Pittsburgh is Back from Near Bankruptcy

Image: AP Photo/Keith Srakocic

Municipalities in danger of bankruptcy can be resurrected. Pittsburgh turned deficits to surpluses, cut costs and created standards for best financial practices to get released from state oversight.

While companies with a Pittsburgh presence, like Westinghouse and Bon-Ton, file for bankruptcy, Steel City itself is back from the deep red.

Pennsylvania Governor Tom Wolf joined Pittsburgh Mayor Bill Peduto recently to formally announce the city’s release from the state’s financially distressed municipality’s act, known as Act 47, according to the Pittsburgh Post Gazette.

The city has been building its financial solvency for 14 years, turning deficits to surpluses, cutting costs and creating standards for best financial practices, which included setting realistic revenue projections.

State-appointed recovery coordinators, and the legal and financial planning firms that have worked with the city on its financial comeback, reported in November 2017 that city of Pittsburgh has addressed its budget and is on track to make necessary public investments:

The city has strategies in place to address its primary legacy costs — employee pensions, retired employee health care and workers’ compensation — while maintaining its workforce and increasing the necessary investment in Pittsburgh’s infrastructure.”

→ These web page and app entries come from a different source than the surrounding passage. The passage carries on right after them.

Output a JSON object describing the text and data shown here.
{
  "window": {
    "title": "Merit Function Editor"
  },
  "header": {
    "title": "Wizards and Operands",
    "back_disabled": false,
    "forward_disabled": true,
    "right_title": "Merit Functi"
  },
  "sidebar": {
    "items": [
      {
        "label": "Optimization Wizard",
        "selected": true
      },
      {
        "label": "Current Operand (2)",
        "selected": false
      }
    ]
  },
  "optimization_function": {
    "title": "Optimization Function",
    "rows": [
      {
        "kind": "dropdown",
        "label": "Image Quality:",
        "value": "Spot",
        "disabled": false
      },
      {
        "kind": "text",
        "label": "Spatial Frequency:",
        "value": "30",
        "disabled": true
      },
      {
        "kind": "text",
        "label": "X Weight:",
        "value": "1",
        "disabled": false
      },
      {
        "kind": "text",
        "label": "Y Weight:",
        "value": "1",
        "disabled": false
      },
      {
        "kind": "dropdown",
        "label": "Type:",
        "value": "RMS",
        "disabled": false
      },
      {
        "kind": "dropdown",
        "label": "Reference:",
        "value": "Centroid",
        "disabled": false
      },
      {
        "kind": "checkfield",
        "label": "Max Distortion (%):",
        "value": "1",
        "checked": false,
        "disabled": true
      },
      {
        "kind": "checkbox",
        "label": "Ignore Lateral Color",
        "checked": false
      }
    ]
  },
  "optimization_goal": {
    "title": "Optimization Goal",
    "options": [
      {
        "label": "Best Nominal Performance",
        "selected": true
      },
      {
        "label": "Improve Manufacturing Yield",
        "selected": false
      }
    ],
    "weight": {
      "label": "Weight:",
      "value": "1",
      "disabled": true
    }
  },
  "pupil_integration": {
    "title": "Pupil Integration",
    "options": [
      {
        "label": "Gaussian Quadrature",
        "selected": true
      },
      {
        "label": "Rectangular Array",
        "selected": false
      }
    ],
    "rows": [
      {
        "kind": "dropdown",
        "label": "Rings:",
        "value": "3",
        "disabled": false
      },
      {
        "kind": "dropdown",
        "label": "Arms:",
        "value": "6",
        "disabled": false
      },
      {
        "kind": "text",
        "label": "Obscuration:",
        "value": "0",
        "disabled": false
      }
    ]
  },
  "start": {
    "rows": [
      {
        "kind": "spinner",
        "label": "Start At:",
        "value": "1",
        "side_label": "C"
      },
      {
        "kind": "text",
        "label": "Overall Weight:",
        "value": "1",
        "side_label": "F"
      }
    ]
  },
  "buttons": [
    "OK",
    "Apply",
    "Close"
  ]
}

Also in 2017, the Intergovernmental Cooperation Authority, which monitors and makes decision on Pittsburgh’s budget, asked the state to dissolve it. Sam Ashbaugh, the chief financial officer, said at the time that Pittsburgh’s ability to regain control over its budget will help as it seeks to issue bonds in the upcoming years.

Read the original coverage on Post-Gazette.com.

Bankruptcy 101: Reduce Spending

The city’s 2016 Operating Budget included a five-year financial forecast showing substantial improvements in terms of the percentage of total expenditures related to debt service. Pittsburgh is on track to halve the 18.6 percent high it reached in 2013, to to 8.7 percent in fiscal year 2020. While total expenditures increased in the city’s most recent budget, (the city is pledging an additional $22 million in pension contributions) the percentage of total expenditures related to debt service forecast is still on track — 9.67 percent in fiscal year 2021.

EfficientGov has covered the city’s innovative efforts to improve procurement and leverage partnerships to improve transportation and regional planning.

Learn more about Pittsburgh innovations:

Pittsburgh Models Air Quality Disasters to Inform EMS Response

Pittsburgh to Develop Building & Zoning Data Tool

Pittsburgh Launches Roadmap for Inclusion Innovation

 

About the author

Andrea Fox

Andrea Fox

Andrea Fox is Editor of EfficientGov.com and Senior Editor at Praetorian Digital. She is based in Massachusetts.